Going forward, my recommendations for the Bush Doctrine would be to try to rejuvenate the pre-emption doctrine while lowering expectations for democratic transformation. In particular, I would recommend:
1. Build on the concept of a “coalition of the willing” by creating a formal alliance against the irreconcilable wing of Islam. Members of the alliance will be consulted on strategy and will enjoy the prestige that comes with active participation in the long war. If some countries prefer tacit support or neutrality to membership in the alliance, then so be it. A new war calls for a new alliance, which is not necessarily the same as the alliance that was left over from the Cold War.
2. We need a new institutional mechanism for determining when pre-emption is justified. The ex post effort to delegitimize the invasion of Iraq is terribly corrosive. At this point, it does not matter whether the problem is that Bush lied or that Democrats are airbrushing history. Either way, we are signaling to the rest of the world that we might never again muster the political will to engage in pre-emptive military action.
In the future, there may be a compelling need to use force against another country. If so, then we need a process that allows us to do so. I am thinking of some sort of independent, bipartisan intelligence review commission, whose job is to evaluate rogue nations on an ongoing basis and to advise Congress and the President when to go to war. There may even be a role on this commission for other countries in our alliance.

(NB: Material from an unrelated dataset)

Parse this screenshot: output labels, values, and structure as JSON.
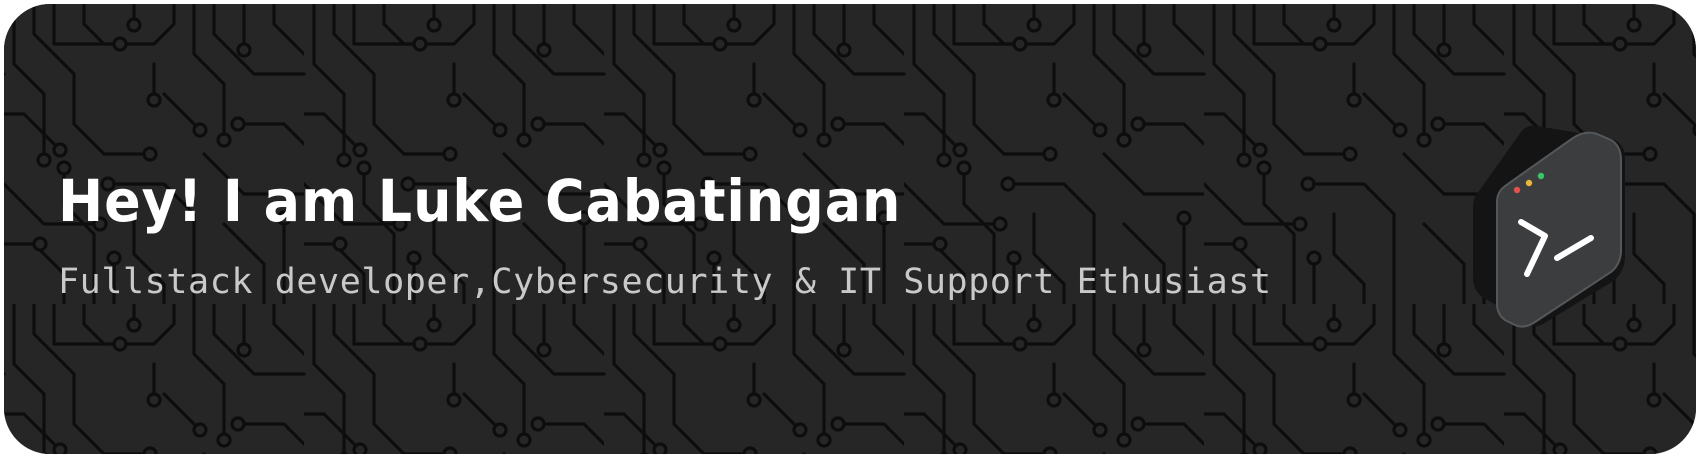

3. Finally, we need powerful internal audits of our key agencies, both for effectiveness and for conformity to Constitutional protections of individual rights. For example, Gingrich writes,
“The office of the DNI [Director of National Intelligence] could have an advisory board, functioning as a corporate board of directors, which would meet at least monthly to represent the President, the Congress and the American people, provide a review function and sound and practical guidance. These directors could include individuals with a national reputation as successful managers in government or the private sector. They might include a former mayor or state governor, a corporate CEO, or someone who has effectively run a governmental program in an area outside of intelligence.”
I have thought along similar lines. A few months ago, I wrote, “What needs to be watched most closely? Our airports? Our rail systems? Our government buildings? Our borders? Radical Muslims? I think that the top security priority should be to set up a system to monitor the Department of Homeland Security. I am not kidding.”
Overall, my sense is that we have reached a point where the Bush Doctrine no longer serves as a sufficient basis for addressing the long war against the irreconcilable wing of Islam. The three institutional changes listed above could bolster our ability to conduct the war in the future.
It is time for our political leaders to come together to fight the enemy instead of each other. Kling’s recommendations strike me as an excellent starting point from which to form a coalition of the willing among America’s responsible political leaders — some Democrats included and some Republicans excluded. With the semblance of a united front at home, America might be able to lead the West to victory in the long war against the irreconcilable wing of Islam. Without the semblance of united front at home, America and the West will go the way of failed nations since the dawn of history: from irresolution and corruption to impoverishment and subjugation. We are already far down the path of irresolution and corruption; the brink of impoverishment and subjugation is closer than we like to think it is.